This is how we end up with the flat earth movement in the 21st century.
The rise of the modern flat earth movement, despite overwhelming evidence to the contrary, is a stark manifestation of extreme confirmation bias. Adherents actively reject or rationalize away evidence, such as photographic proof and gravitational equations, that confirm the earth’s sphericity. Instead, they interpret ambiguous information as supporting their views, dismissing concrete evidence that contradicts them. This persistence in the face of contrary evidence reveals the dangerous potential of confirmation bias, highlighting the need for actively confronting our biases with contradictory data.
Often, flat Earth belief is intertwined with other conspiracy theories and antiscientific views. For instance, an Argentinian speaker at a flat Earth convention referenced the antisemitic hoax, The Protocols of the Elders of Zion, promoted the false idea that dinosaurs were a fabrication, and even advocated urine as a medicinal cure 1Flat Earthers: What They Believe and Why. Such fringe theories often cluster together, with the flat Earth theory serving as a linchpin that seems to validate other conspiracies.
Alarmingly, these views often accompany health misinformation, such as vaccine denial. When one embraces an all-encompassing conspiracy worldview, this skewed logic extends across multiple domains. Flat Earth beliefs are symptomatic of a broader pattern of unreasonable thinking. Understanding the factors that lead to one conspiracy theory can elucidate the reasons others gain traction.

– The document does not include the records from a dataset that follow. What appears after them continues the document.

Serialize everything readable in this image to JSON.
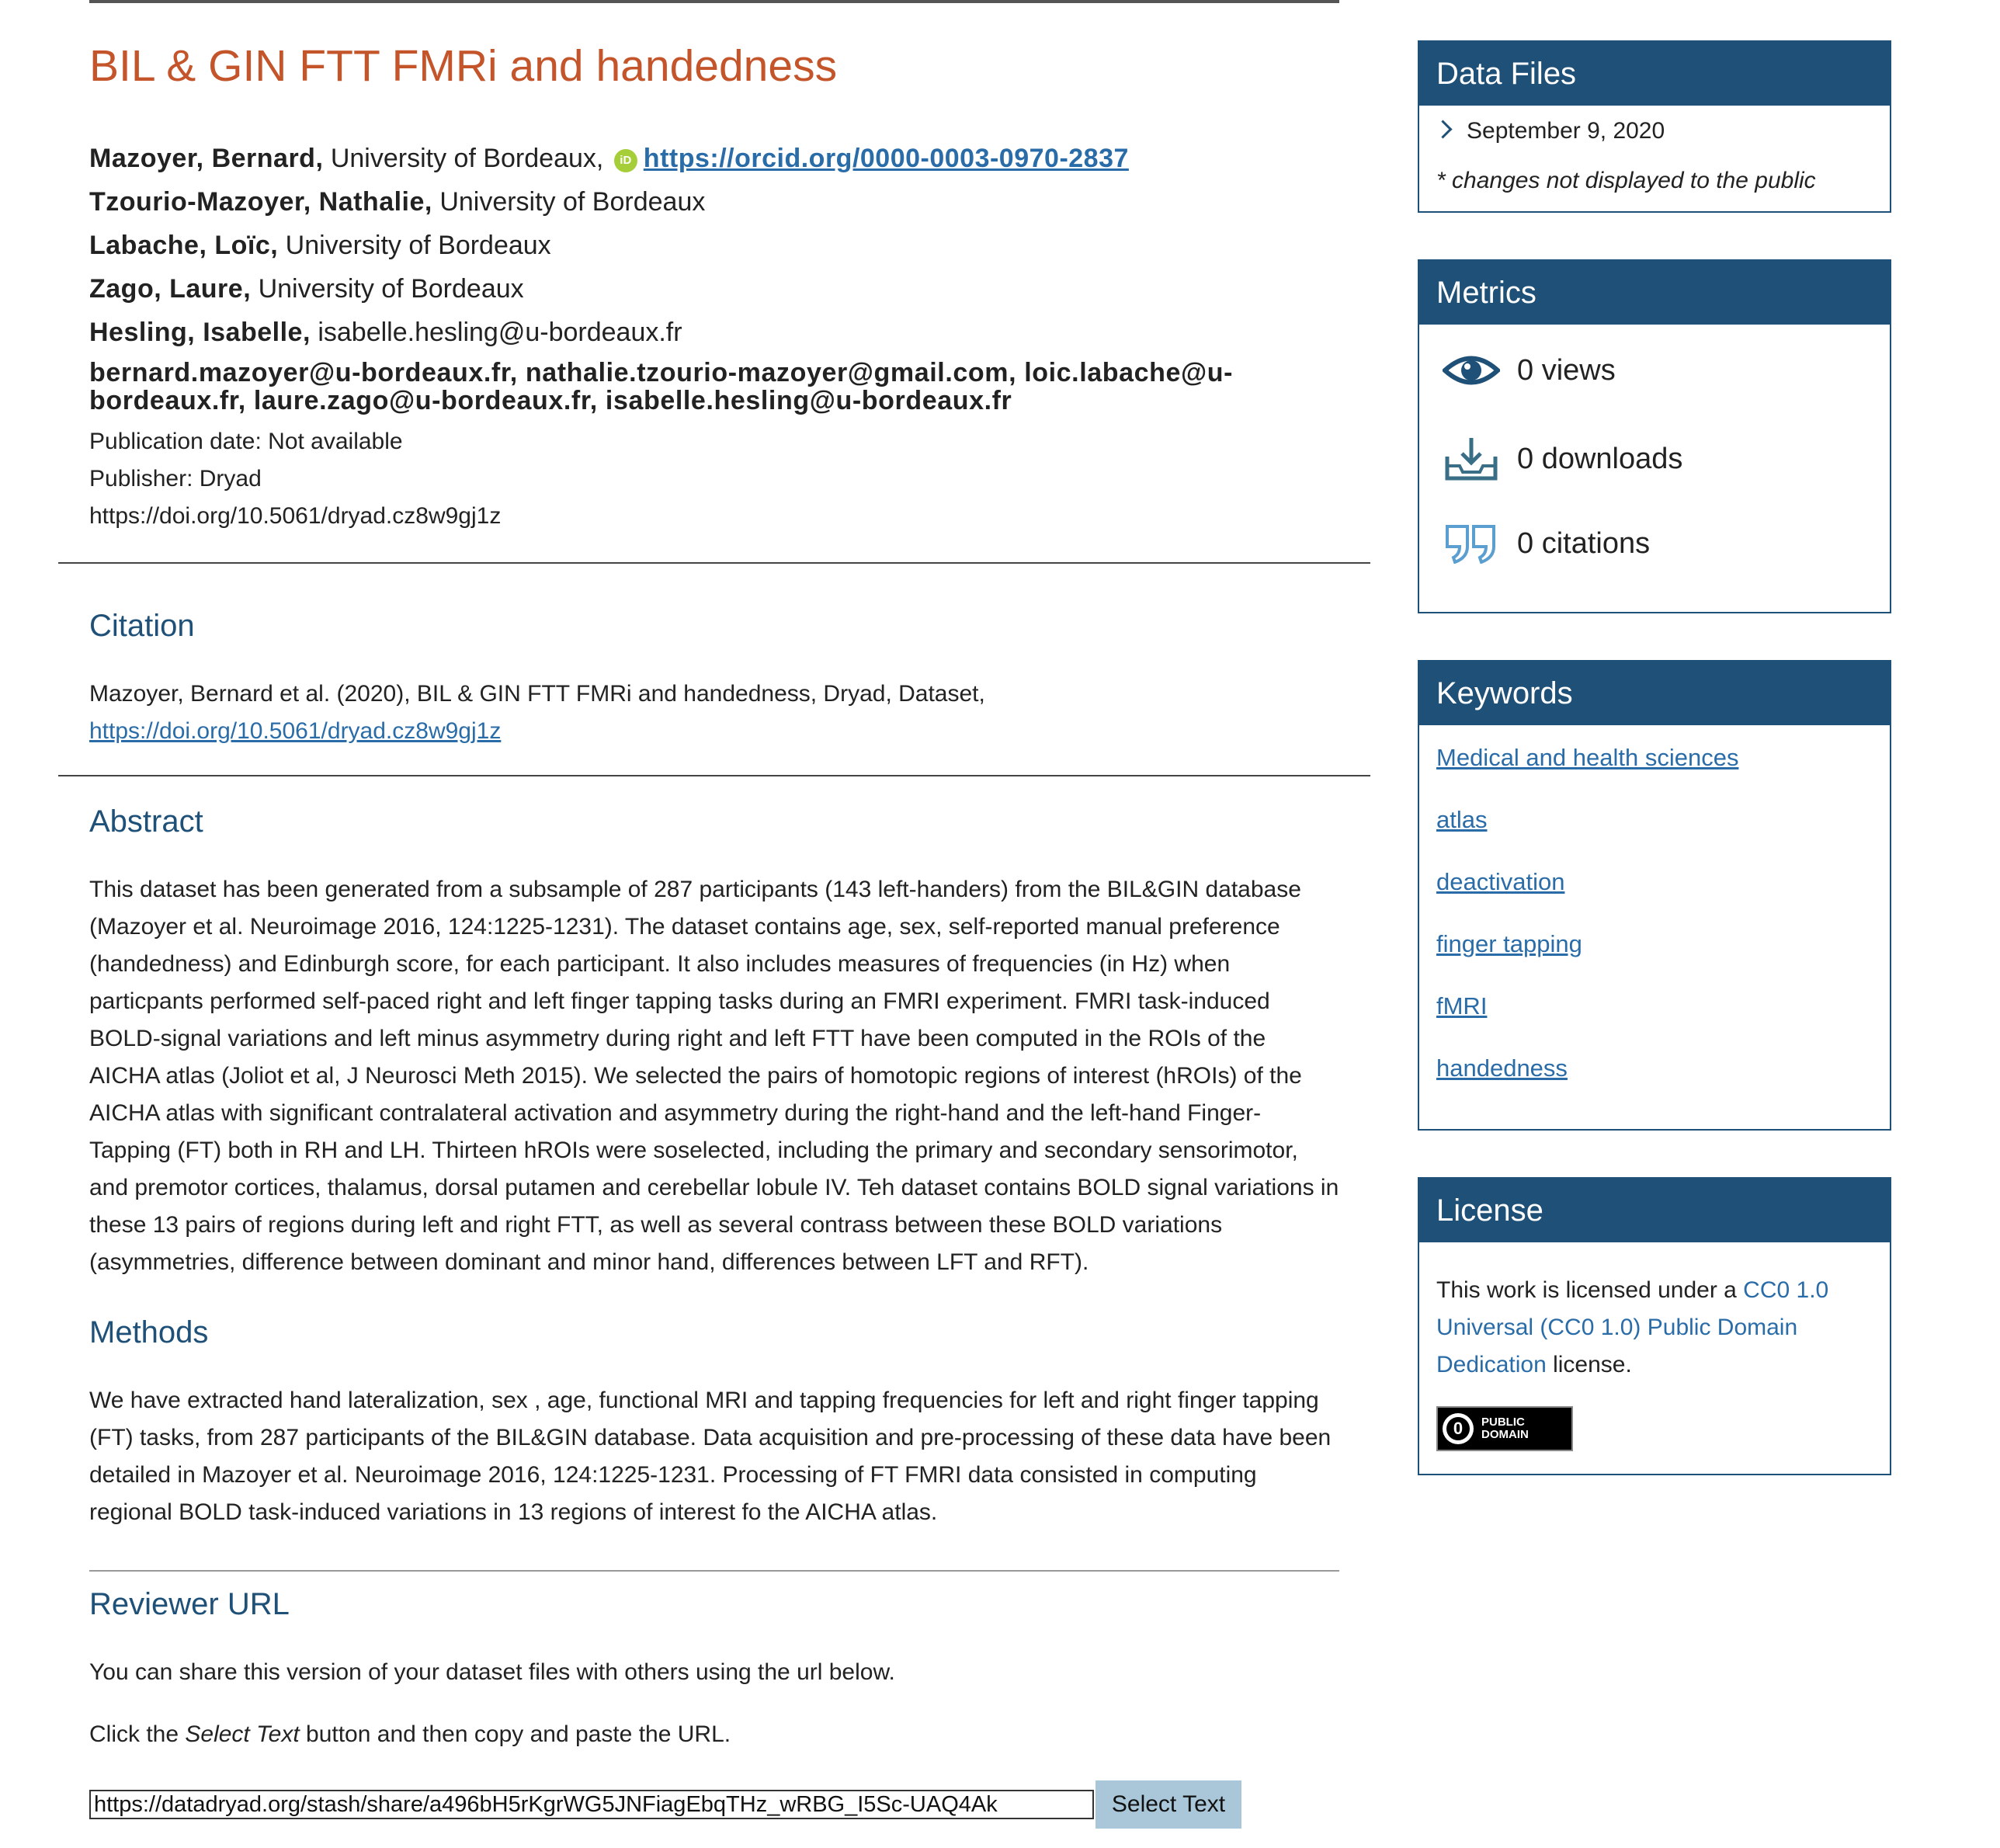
{
  "dataset": {
    "title": "BIL & GIN FTT FMRi and handedness",
    "authors": [
      {
        "name": "Mazoyer, Bernard,",
        "affiliation": "University of Bordeaux,"
      },
      {
        "name": "Tzourio-Mazoyer, Nathalie,",
        "affiliation": "University of Bordeaux"
      },
      {
        "name": "Labache, Loïc,",
        "affiliation": "University of Bordeaux"
      },
      {
        "name": "Zago, Laure,",
        "affiliation": "University of Bordeaux"
      },
      {
        "name": "Hesling, Isabelle,",
        "affiliation": "isabelle.hesling@u-bordeaux.fr"
      }
    ],
    "orcid_url": "https://orcid.org/0000-0003-0970-2837",
    "orcid_icon": "orcid-icon",
    "emails": "bernard.mazoyer@u-bordeaux.fr, nathalie.tzourio-mazoyer@gmail.com, loic.labache@u-bordeaux.fr, laure.zago@u-bordeaux.fr, isabelle.hesling@u-bordeaux.fr",
    "publication_date": "Publication date: Not available",
    "publisher": "Publisher: Dryad",
    "doi": "https://doi.org/10.5061/dryad.cz8w9gj1z"
  },
  "citation": {
    "heading": "Citation",
    "text": "Mazoyer, Bernard et al. (2020), BIL & GIN FTT FMRi and handedness, Dryad, Dataset,",
    "link": "https://doi.org/10.5061/dryad.cz8w9gj1z"
  },
  "abstract": {
    "heading": "Abstract",
    "text": "This dataset has been generated from a subsample of 287 participants (143 left-handers) from the BIL&GIN database (Mazoyer et al. Neuroimage 2016, 124:1225-1231). The dataset contains age, sex, self-reported manual preference (handedness) and Edinburgh score, for each participant. It also includes measures of frequencies (in Hz) when particpants performed self-paced right and left finger tapping tasks during an FMRI experiment. FMRI task-induced BOLD-signal variations and left minus asymmetry during right and left FTT have been computed in the ROIs of the AICHA atlas (Joliot et al, J Neurosci Meth 2015). We selected the pairs of homotopic regions of interest (hROIs) of the AICHA atlas with significant contralateral activation and asymmetry during the right-hand and the left-hand Finger-Tapping (FT) both in RH and LH. Thirteen hROIs were soselected, including the primary and secondary sensorimotor, and premotor cortices, thalamus, dorsal putamen and cerebellar lobule IV. Teh dataset contains BOLD signal variations in these 13 pairs of regions during left and right FTT, as well as several contrass between these BOLD variations (asymmetries, difference between dominant and minor hand, differences between LFT and RFT)."
  },
  "methods": {
    "heading": "Methods",
    "text": "We have extracted hand lateralization, sex , age, functional MRI and tapping frequencies for left and right finger tapping (FT) tasks, from 287 participants of the BIL&GIN database. Data acquisition and pre-processing of these data have been detailed in Mazoyer et al. Neuroimage 2016, 124:1225-1231. Processing of FT FMRI data consisted in computing regional BOLD task-induced variations in 13 regions of interest fo the AICHA atlas."
  },
  "reviewer": {
    "heading": "Reviewer URL",
    "text1": "You can share this version of your dataset files with others using the url below.",
    "text2_before": "Click the ",
    "text2_em": "Select Text",
    "text2_after": " button and then copy and paste the URL.",
    "url_value": "https://datadryad.org/stash/share/a496bH5rKgrWG5JNFiagEbqTHz_wRBG_I5Sc-UAQ4Ak",
    "button_label": "Select Text"
  },
  "sidebar": {
    "data_files": {
      "heading": "Data Files",
      "version_date": "September 9, 2020",
      "note": "* changes not displayed to the public"
    },
    "metrics": {
      "heading": "Metrics",
      "items": [
        {
          "icon": "eye-icon",
          "label": "0 views"
        },
        {
          "icon": "download-icon",
          "label": "0 downloads"
        },
        {
          "icon": "quote-icon",
          "label": "0 citations"
        }
      ]
    },
    "keywords": {
      "heading": "Keywords",
      "items": [
        "Medical and health sciences",
        "atlas",
        "deactivation",
        "finger tapping",
        "fMRI",
        "handedness"
      ]
    },
    "license": {
      "heading": "License",
      "text_before": "This work is licensed under a ",
      "link": "CC0 1.0 Universal (CC0 1.0) Public Domain Dedication",
      "text_after": " license.",
      "badge_icon": "public-domain-icon",
      "badge_line1": "PUBLIC",
      "badge_line2": "DOMAIN"
    }
  },
  "colors": {
    "title": "#c4552b",
    "heading": "#1f5077",
    "link": "#2a6ca8",
    "panel_header": "#1f5077",
    "button": "#a9c7d8",
    "orcid": "#a6ce39"
  }
}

The persistence of such beliefs underscores the challenges in changing entrenched views. Cognitive biases can distort our reasoning, making even the most absurd beliefs resilient, especially when bolstered by a community of like-minded thinkers. Online, flat Earthers find mutual validation, and any attempt to challenge their beliefs is often perceived as persecution, making them less receptive to logical counterarguments.
These beliefs rarely exist in isolation. For example, flat Earthers frequently also deny climate change, despite substantial evidence. This pattern underscores the pervasive nature of biased thinking in today’s world.
Addressing such denialism necessitates a thoughtful approach. Merely dismissing believers risks alienating them further. Instead, a non-judgmental strategy that promotes critical thinking and self-reflection is more fruitful. While not all unfounded beliefs warrant direct engagement, understanding the underlying psychology behind theories like the flat Earth can offer valuable insights into human irrationality.